Quantcast

Waterkeeper Alliance Celebrates National Fishable Action Day

Waterkeeper Alliance

Today Waterkeeper Alliance and their local affiliates around the country are celebrating Fishable Action Day, a day to raise awareness regarding the importance of fishable waters and what that means to the health and well-being of the community. This day of action is designed to promote access to clean, fishable waters globally and to celebrate the 40th anniversary of the Clean Water Act that has provided safeguards to U.S. drinking water and fishing spots.

Despite its strengths and successes, the Clean Water Act has been slowly eroded by ongoing attacks from polluters and those in Congress who value corporate profits over the health of our waterways and our communities. Fishable Action Day hopes to draw attention to how far we have come in cleaning up our waters and the next steps in limiting and cleaning up mercury pollution.

Although most mercury contamination begins as air pollution from the smokestacks of coal-fired power plants, it quickly falls out of the air into waterways. In December 2011, the U.S. Environmental Protection Agency (EPA) issued a new rule regulating mercury emissions from coal-fired power plants—a rule that Sen. James Inhofe (R-OK) attempted to have rescinded yesterday that the Senate thankfully killed.

"Yesterday the Senate did the right thing for the health of our children, our communities and the environment. It is sad, however, that these things were even up for discussion and were being threatened by the coal industry and their minions in Congress," said Peter Nichols, western regional director for the Waterkeeper Alliance.

The EPA and Center for Disease Control (CDC) estimate that 1 in 6 U.S. women carry dangerous mercury levels endangering 640,000 children annually.

In the Pacific Northwest, Waterkeeper organizations are combating another insidious attack on the Clean Water Act. Last year, the Ninth Circuit Court of Appeals ruled in NEDC v. Brown stating that the Clean Water Act requires permits for discharges of polluted storm water from pipes, ditches and channels along logging roads. Across the West, logging roads are the leading source of sediment pollution from logging activities. But Big Timber is pushing Congress to exempt them from the Clean Water Act giving them the ability to dump massive qualities of waste and pollution into our nation’s rivers and streams. Waterkeeper organizations across the west will use National Fishable Action Day to raise awareness about the threats posed to clean water and our nation's fisheries by the impacts of logging roads.

“The impacts from industrial logging clog our rivers and streams with sediment and other pollutants that devastate the iconic fish stocks of the Pacific Northwest,” Lesley Adams of Rogue Riverkeeper said. “The court has clearly stated that this industry must comply with the Clean Water Act to protect these resources and are demanding that the EPA uphold that ruling."

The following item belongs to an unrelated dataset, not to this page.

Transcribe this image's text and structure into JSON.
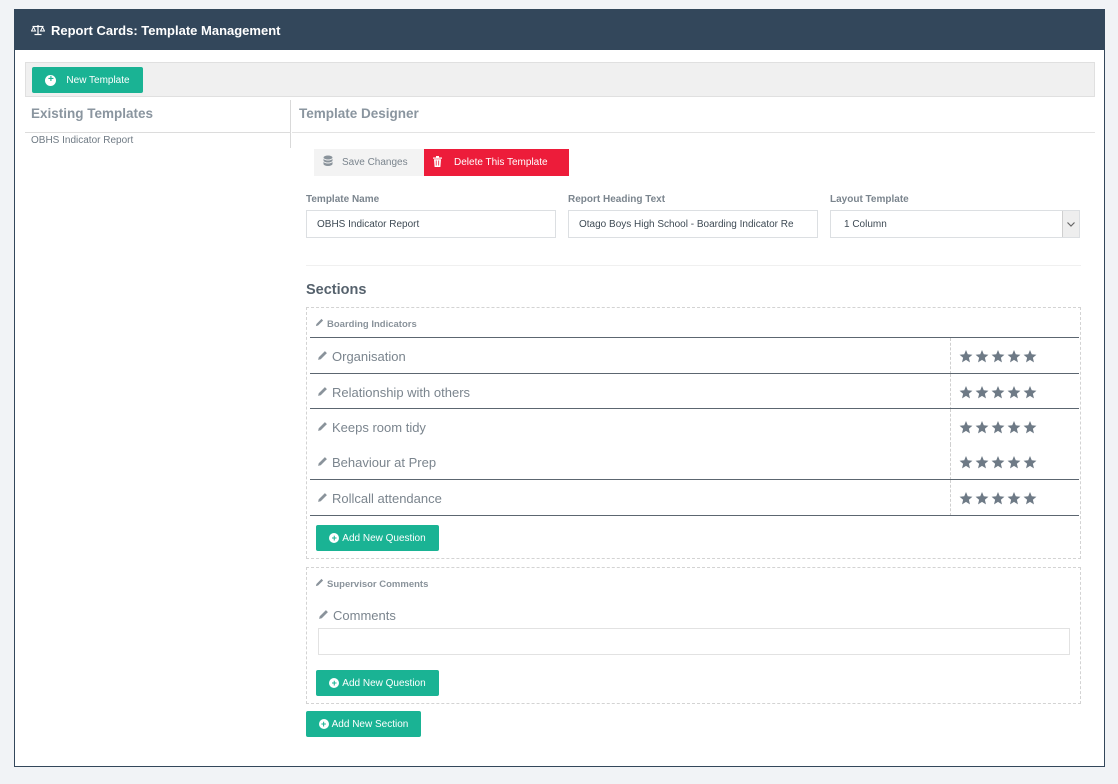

Visit EcoWatch's CLEAN WATER ACT page for more related news on this topic.

 

EcoWatch Daily Newsletter

Cracker Lake, Glacier National Park, Montana. Jacob W. Frank / NPS / Flickr

By Jason Bittel

High up in the mountains of Montana's Glacier National Park, there are two species of insect that only a fly fishermen or entomologist would probably recognize. Known as stoneflies, these aquatic bugs are similar to dragonflies and mayflies in that they spend part of their lives underwater before emerging onto the land, where they transform into winged adults less than a half inch long. However, unlike those other species, stoneflies do their thing only where cold, clean waters flow.

Read More
Augusta National / Getty Images

By Bob Curley

  • The new chicken sandwiches at McDonald's, Popeyes, and Chick-fil-A all contain the MSG flavor enhancement chemical.
  • Experts say MSG can enhance the so-called umami flavor of a food.
  • The ingredient is found in everything from Chinese food and pizza to prepackaged sandwiches and table sauces.

McDonald's wants to get in on the chicken sandwich war currently being waged between Popeyes and Chick-fil-A.

Read More
Sponsored
Protesters march during a "Friday for future" youth demonstration in a street of Davos on Jan. 24 on the sideline of the World Economic Forum annual meeting. FABRICE COFFRINI / AFP / Getty Images

By Andrea Germanos

Youth climate activists marched through the streets of Davos, Switzerland Friday as the World Economic Forum wrapped up in a Fridays for Future demonstration underscoring their demand that the global elite act swiftly to tackle the climate emergency.

Read More
chuchart duangdaw / Moment / Getty Images

By Tim Radford

The year is less than four weeks old, but scientists already know that carbon dioxide emissions will continue to head upwards — as they have every year since measurements began leading to a continuation of the Earth's rising heat.

Read More
Lucy Lambriex / DigitalVision / Getty Images

By Katey Davidson

Each year, an estimated 600 million people worldwide experience a foodborne illness.

While there are many causes, a major and preventable one is cross-contamination.

Read More